661st Tank Destroyer Battalion & S/Sgt James N. BINDER

 

661st Tank Destroyer Battalion

and S/Sgt James N. Binder
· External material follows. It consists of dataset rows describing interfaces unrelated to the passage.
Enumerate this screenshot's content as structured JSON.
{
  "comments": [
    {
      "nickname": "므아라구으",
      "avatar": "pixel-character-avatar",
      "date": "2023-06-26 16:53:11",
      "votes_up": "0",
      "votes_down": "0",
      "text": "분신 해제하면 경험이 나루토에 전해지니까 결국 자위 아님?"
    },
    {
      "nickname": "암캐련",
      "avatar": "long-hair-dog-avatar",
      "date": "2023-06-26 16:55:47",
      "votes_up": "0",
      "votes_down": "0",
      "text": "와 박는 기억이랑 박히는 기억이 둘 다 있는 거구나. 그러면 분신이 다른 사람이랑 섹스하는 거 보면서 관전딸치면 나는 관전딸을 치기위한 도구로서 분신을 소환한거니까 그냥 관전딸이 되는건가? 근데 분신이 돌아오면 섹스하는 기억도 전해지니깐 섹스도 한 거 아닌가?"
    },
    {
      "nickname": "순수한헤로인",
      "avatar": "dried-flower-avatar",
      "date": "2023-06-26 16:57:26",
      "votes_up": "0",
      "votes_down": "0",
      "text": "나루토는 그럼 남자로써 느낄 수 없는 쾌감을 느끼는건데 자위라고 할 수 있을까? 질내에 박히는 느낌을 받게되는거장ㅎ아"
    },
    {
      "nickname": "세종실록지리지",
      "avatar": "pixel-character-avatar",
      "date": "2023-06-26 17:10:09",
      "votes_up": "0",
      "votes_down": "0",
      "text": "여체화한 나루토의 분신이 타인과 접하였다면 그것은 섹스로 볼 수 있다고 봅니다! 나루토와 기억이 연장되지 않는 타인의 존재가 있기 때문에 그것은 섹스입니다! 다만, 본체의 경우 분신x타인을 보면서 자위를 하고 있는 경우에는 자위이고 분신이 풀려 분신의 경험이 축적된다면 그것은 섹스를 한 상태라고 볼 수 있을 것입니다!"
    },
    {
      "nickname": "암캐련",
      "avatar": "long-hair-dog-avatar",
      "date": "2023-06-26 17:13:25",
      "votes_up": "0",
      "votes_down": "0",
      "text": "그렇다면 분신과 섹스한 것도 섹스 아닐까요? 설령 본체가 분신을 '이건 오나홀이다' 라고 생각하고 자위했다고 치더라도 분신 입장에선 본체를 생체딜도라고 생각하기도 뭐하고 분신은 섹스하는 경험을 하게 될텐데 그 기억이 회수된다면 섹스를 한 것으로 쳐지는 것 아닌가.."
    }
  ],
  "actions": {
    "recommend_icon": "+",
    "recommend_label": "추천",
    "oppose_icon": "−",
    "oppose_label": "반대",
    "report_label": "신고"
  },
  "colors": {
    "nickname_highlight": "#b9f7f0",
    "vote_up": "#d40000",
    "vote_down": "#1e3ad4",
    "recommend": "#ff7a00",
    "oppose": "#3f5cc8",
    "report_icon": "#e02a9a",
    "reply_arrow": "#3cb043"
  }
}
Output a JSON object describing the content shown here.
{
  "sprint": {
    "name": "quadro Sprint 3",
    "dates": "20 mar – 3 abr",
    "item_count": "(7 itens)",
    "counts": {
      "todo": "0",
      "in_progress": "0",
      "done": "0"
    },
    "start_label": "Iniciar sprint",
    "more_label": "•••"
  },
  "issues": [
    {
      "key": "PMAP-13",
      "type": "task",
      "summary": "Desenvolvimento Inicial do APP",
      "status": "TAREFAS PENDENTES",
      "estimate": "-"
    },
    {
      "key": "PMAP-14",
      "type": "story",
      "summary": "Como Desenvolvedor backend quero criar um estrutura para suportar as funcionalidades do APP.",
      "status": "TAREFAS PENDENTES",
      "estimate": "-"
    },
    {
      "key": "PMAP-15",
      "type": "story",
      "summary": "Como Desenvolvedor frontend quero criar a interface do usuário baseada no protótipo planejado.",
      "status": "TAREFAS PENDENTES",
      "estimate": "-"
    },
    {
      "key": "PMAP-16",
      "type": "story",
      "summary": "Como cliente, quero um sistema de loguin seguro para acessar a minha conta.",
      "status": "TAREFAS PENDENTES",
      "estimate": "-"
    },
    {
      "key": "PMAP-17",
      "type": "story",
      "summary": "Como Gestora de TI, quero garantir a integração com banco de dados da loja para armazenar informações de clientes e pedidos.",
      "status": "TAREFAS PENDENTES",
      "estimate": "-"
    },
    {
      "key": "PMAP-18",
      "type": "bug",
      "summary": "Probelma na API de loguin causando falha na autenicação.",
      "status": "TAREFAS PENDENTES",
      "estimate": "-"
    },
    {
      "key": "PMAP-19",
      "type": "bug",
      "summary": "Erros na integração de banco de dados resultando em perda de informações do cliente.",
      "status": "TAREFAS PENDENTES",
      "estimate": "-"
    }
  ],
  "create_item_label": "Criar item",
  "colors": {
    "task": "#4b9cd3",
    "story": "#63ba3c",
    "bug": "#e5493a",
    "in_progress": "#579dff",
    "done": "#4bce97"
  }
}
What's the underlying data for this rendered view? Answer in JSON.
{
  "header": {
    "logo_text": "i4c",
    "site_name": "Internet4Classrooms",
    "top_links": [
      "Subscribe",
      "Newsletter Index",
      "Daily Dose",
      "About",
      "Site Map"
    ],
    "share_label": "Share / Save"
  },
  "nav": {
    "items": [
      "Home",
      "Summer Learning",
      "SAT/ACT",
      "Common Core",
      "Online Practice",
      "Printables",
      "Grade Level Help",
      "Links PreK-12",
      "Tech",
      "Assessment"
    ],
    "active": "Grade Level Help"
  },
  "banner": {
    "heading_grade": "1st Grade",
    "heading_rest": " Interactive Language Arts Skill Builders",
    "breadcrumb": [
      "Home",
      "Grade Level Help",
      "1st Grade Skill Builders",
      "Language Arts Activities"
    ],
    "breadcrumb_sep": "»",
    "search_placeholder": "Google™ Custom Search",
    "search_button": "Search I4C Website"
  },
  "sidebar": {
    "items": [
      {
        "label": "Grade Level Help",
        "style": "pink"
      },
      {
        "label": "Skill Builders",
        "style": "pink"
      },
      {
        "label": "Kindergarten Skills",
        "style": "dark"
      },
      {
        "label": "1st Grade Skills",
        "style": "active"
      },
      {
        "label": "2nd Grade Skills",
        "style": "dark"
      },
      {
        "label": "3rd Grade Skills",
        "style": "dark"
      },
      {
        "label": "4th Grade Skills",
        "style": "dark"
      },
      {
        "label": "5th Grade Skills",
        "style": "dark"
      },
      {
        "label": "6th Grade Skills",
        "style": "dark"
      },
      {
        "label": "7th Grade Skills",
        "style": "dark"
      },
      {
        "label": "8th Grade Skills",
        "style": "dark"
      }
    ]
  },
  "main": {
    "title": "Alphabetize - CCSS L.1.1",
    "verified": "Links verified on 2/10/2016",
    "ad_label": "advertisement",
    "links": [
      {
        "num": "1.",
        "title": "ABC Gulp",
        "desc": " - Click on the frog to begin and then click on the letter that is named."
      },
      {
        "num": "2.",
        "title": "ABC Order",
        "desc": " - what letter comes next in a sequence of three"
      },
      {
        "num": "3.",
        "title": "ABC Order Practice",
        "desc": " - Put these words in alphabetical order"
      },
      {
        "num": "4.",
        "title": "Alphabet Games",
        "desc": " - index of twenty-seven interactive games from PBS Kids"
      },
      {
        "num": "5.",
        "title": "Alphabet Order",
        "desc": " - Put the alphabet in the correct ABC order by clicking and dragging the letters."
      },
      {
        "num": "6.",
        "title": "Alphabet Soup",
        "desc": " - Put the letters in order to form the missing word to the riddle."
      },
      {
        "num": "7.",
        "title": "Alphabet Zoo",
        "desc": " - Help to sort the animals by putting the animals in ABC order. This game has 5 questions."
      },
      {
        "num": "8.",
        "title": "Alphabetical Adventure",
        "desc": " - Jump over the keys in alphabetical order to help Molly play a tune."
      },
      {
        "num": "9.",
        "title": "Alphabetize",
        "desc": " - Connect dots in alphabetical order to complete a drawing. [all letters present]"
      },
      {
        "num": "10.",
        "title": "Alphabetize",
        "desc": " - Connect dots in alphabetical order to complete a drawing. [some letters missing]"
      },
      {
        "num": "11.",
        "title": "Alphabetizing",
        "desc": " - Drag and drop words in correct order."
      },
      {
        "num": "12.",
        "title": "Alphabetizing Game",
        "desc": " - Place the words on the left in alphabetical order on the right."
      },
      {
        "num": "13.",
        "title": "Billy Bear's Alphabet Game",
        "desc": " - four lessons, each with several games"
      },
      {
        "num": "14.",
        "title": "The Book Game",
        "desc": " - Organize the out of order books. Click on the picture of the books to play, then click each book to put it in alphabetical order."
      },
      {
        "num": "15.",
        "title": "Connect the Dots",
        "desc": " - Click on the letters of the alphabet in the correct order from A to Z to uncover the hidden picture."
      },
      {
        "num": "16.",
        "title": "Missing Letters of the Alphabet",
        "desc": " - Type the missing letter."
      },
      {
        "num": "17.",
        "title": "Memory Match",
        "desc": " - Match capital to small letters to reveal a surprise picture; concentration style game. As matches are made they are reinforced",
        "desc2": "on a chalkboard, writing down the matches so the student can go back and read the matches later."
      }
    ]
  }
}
James Binder was inducted into the US Army from Walnutport, PA on April 17th, 1943 at 18.  His four brothers, and even his sister-in -law, also served in the military during WWII, and all returned home safely. 
 
James trained to be a combat medic and medical records clerk.  He was attached to the 661st Tank Destroyer Battalion, part of the 69th Infantry Division, where he eventually rose to the rank of Staff Sergeant.  Jim and his unit of aid men took care of 780 men while overseas. 
 
He and over 5,000 other men boarded a ship for a long 23 day trip to Europe, avoiding German U boats all the way across the Atlantic.  The 661st Tank Destroyer Battalion began its tour of duty in Le Havre, France.  While in Le Havre, his battalion came across a pack of wild rabbits.  Some of the men in his unit picked up one of the rabbits and placed it on their tank destroyer.  It became their unit pet and stayed with the men across Europe and through all the combat.  They even named the furry pet “Uncle Buck.” ( When the unit was to return back to the States, Uncle Buck was returned home, too—back to the fields of France.)
 
After two weeks of training on the coast of Normandy, the unit began a march of over 350 miles through rain and driving snow.  After relieving the men of the 99th Infantry Division in the Battle of the Bulge, they continued on into the town of Bulligen, Belgium.  His unit fought through the town of Bulligen, and advanced up to and through the Siegfried Line and into Germany, crossing the Rhine River on March 27th, 1945.  They were one of the first units to cross the famous Remagen Bridge on that date.
 
The Battalion as a whole fought its most intense engagement on April 17th, 1945 in the city of Leipzig, well known for its resistance during the battles of the Napoleonic wars in the eighteenth century.  They played a crucial role in the surrender of the City Hall, the railroad terminal and the Battle of the Nations Monument.  This is where the unit was to see their last fighting of the war.
 
James and his unit also were recognized as the first Allied unit to meet up with the Russian 58th Guard of the Soviet Army at the Elbe River in Torgau, Germany on April 25th, 1945.  This linkup commonly referred to as the day when “East meets West.” 
 
As of April 25th, 1945, the Battalion had taken 727 prisoners, destroyed or neutralized over 120 pieces of artillery, and numerous machine gun nests.  By the time the war was over, the 661st had marched across the countries of Western Europe for over 1,200 miles. 
 
As of April 25th, 1945, the Battalion had taken 727 prisoners, destroyed or neutralized over 120 pieces of artillery, and numerous machine gun nests.  By the time the war was over, the 661st had marched across the countries of Western Europe for over 1,200 miles. 
 
Source: The Bulge Bugle Newsletter November 2017
 
 
 
 
 
 
 

Submited by Stephen SAVAGE

BOBA Member

S/Sgt James N. BINDER 

661st Tank Destroyer Bn

Campaigns

Battle of the Bulge,

Belgium